Activity -> Write out every record below exactly as it appears.

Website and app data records

※

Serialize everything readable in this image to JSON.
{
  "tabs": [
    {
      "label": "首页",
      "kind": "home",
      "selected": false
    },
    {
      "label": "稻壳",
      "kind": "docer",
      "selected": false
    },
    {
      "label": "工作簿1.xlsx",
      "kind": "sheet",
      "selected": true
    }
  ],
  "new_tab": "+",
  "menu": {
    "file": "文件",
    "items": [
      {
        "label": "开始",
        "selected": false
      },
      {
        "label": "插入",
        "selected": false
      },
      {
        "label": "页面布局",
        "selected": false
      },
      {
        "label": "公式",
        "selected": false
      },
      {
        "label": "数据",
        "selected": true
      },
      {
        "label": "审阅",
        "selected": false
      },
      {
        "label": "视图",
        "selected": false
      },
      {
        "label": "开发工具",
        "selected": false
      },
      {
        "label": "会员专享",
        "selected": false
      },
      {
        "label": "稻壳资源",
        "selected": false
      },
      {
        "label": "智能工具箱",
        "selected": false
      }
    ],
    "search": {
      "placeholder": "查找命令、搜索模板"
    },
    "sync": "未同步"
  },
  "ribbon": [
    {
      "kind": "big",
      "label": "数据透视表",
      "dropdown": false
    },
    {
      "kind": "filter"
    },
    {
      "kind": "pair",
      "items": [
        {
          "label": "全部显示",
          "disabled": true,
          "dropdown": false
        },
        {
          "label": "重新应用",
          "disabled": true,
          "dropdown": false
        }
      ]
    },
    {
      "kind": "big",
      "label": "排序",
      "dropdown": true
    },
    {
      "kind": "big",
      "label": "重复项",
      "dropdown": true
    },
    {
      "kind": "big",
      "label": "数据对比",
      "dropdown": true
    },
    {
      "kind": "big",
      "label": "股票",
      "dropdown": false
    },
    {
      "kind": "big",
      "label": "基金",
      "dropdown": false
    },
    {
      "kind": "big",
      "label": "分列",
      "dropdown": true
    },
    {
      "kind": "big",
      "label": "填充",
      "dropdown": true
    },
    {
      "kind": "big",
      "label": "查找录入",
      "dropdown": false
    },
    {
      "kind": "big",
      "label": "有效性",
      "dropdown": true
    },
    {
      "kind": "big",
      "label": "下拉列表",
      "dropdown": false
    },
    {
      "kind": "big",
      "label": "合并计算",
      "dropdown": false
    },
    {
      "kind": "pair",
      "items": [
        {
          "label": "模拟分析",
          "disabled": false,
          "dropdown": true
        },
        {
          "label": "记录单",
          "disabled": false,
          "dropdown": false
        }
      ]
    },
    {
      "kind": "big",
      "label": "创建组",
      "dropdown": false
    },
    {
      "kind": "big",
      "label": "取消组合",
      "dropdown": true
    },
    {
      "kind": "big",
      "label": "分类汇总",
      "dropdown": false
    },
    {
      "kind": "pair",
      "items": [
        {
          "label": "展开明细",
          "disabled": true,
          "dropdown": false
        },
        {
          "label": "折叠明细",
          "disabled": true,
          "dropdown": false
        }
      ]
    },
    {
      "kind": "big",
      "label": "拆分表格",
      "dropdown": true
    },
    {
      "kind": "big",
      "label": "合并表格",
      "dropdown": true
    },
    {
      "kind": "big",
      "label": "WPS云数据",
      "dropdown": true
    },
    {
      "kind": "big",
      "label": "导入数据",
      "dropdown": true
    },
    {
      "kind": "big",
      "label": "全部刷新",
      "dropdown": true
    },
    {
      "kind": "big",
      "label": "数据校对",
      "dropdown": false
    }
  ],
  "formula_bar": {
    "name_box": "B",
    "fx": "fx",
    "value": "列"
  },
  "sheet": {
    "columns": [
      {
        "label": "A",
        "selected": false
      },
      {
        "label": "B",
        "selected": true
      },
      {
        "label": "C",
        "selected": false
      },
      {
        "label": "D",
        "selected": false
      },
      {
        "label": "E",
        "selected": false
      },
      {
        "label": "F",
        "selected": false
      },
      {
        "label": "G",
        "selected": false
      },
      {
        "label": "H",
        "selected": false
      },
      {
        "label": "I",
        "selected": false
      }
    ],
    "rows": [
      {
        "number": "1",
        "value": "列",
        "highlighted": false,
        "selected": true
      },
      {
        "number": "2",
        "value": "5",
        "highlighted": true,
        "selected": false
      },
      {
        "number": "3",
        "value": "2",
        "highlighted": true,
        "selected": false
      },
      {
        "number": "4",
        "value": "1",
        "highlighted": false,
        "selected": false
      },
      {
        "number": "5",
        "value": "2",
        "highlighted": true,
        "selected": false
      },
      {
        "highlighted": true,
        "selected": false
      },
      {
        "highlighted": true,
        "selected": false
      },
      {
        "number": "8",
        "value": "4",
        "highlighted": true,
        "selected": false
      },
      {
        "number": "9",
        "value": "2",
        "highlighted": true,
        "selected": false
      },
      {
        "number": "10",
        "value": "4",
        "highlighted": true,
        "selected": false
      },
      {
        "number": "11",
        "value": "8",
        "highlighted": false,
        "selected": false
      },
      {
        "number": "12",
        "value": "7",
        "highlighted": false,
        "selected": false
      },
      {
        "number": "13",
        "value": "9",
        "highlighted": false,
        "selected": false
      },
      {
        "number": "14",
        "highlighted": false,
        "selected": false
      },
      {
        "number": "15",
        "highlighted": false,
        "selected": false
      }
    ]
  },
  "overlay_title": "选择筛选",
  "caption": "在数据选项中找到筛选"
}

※

Problem solution ->
Serialize everything readable in this image to JSON.
{
  "tabs": [
    {
      "label": "首页",
      "kind": "home",
      "selected": false
    },
    {
      "label": "稻壳",
      "kind": "docer",
      "selected": false
    },
    {
      "label": "工作簿1.xlsx",
      "kind": "sheet",
      "selected": true
    }
  ],
  "new_tab": "+",
  "menu": {
    "file": "文件",
    "items": [
      {
        "label": "开始",
        "selected": false
      },
      {
        "label": "插入",
        "selected": false
      },
      {
        "label": "页面布局",
        "selected": false
      },
      {
        "label": "公式",
        "selected": false
      },
      {
        "label": "数据",
        "selected": true
      },
      {
        "label": "审阅",
        "selected": false
      },
      {
        "label": "视图",
        "selected": false
      },
      {
        "label": "开发工具",
        "selected": false
      },
      {
        "label": "会员专享",
        "selected": false
      },
      {
        "label": "稻壳资源",
        "selected": false
      },
      {
        "label": "智能工具箱",
        "selected": false
      }
    ],
    "search": {
      "placeholder": "查找命令、搜索模板"
    },
    "sync": "未同步"
  },
  "ribbon": [
    {
      "kind": "big",
      "label": "数据透视表",
      "dropdown": false
    },
    {
      "kind": "filter"
    },
    {
      "kind": "pair",
      "items": [
        {
          "label": "全部显示",
          "disabled": true,
          "dropdown": false
        },
        {
          "label": "重新应用",
          "disabled": true,
          "dropdown": false
        }
      ]
    },
    {
      "kind": "big",
      "label": "排序",
      "dropdown": true
    },
    {
      "kind": "big",
      "label": "重复项",
      "dropdown": true
    },
    {
      "kind": "big",
      "label": "数据对比",
      "dropdown": true
    },
    {
      "kind": "big",
      "label": "股票",
      "dropdown": false
    },
    {
      "kind": "big",
      "label": "基金",
      "dropdown": false
    },
    {
      "kind": "big",
      "label": "分列",
      "dropdown": true
    },
    {
      "kind": "big",
      "label": "填充",
      "dropdown": true
    },
    {
      "kind": "big",
      "label": "查找录入",
      "dropdown": false
    },
    {
      "kind": "big",
      "label": "有效性",
      "dropdown": true
    },
    {
      "kind": "big",
      "label": "下拉列表",
      "dropdown": false
    },
    {
      "kind": "big",
      "label": "合并计算",
      "dropdown": false
    },
    {
      "kind": "pair",
      "items": [
        {
          "label": "模拟分析",
          "disabled": false,
          "dropdown": true
        },
        {
          "label": "记录单",
          "disabled": false,
          "dropdown": false
        }
      ]
    },
    {
      "kind": "big",
      "label": "创建组",
      "dropdown": false
    },
    {
      "kind": "big",
      "label": "取消组合",
      "dropdown": true
    },
    {
      "kind": "big",
      "label": "分类汇总",
      "dropdown": false
    },
    {
      "kind": "pair",
      "items": [
        {
          "label": "展开明细",
          "disabled": true,
          "dropdown": false
        },
        {
          "label": "折叠明细",
          "disabled": true,
          "dropdown": false
        }
      ]
    },
    {
      "kind": "big",
      "label": "拆分表格",
      "dropdown": true
    },
    {
      "kind": "big",
      "label": "合并表格",
      "dropdown": true
    },
    {
      "kind": "big",
      "label": "WPS云数据",
      "dropdown": true
    },
    {
      "kind": "big",
      "label": "导入数据",
      "dropdown": true
    },
    {
      "kind": "big",
      "label": "全部刷新",
      "dropdown": true
    },
    {
      "kind": "big",
      "label": "数据校对",
      "dropdown": false
    }
  ],
  "formula_bar": {
    "name_box": "B",
    "fx": "fx",
    "value": "列"
  },
  "sheet": {
    "columns": [
      {
        "label": "A",
        "selected": false
      },
      {
        "label": "B",
        "selected": true
      },
      {
        "label": "C",
        "selected": false
      },
      {
        "label": "D",
        "selected": false
      },
      {
        "label": "E",
        "selected": false
      },
      {
        "label": "F",
        "selected": false
      },
      {
        "label": "G",
        "selected": false
      },
      {
        "label": "H",
        "selected": false
      },
      {
        "label": "I",
        "selected": false
      }
    ],
    "rows": [
      {
        "number": "1",
        "value": "列",
        "highlighted": false,
        "selected": true
      },
      {
        "number": "2",
        "value": "5",
        "highlighted": true,
        "selected": false
      },
      {
        "number": "3",
        "value": "2",
        "highlighted": true,
        "selected": false
      },
      {
        "number": "4",
        "value": "1",
        "highlighted": false,
        "selected": false
      },
      {
        "number": "5",
        "value": "2",
        "highlighted": true,
        "selected": false
      },
      {
        "highlighted": true,
        "selected": false
      },
      {
        "highlighted": true,
        "selected": false
      },
      {
        "number": "8",
        "value": "4",
        "highlighted": true,
        "selected": false
      },
      {
        "number": "9",
        "value": "2",
        "highlighted": true,
        "selected": false
      },
      {
        "number": "10",
        "value": "4",
        "highlighted": true,
        "selected": false
      },
      {
        "number": "11",
        "value": "8",
        "highlighted": false,
        "selected": false
      },
      {
        "number": "12",
        "value": "7",
        "highlighted": false,
        "selected": false
      },
      {
        "number": "13",
        "value": "9",
        "highlighted": false,
        "selected": false
      },
      {
        "number": "14",
        "highlighted": false,
        "selected": false
      },
      {
        "number": "15",
        "highlighted": false,
        "selected": false
      }
    ]
  },
  "overlay_title": "选择筛选",
  "caption": "在数据选项中找到筛选"
}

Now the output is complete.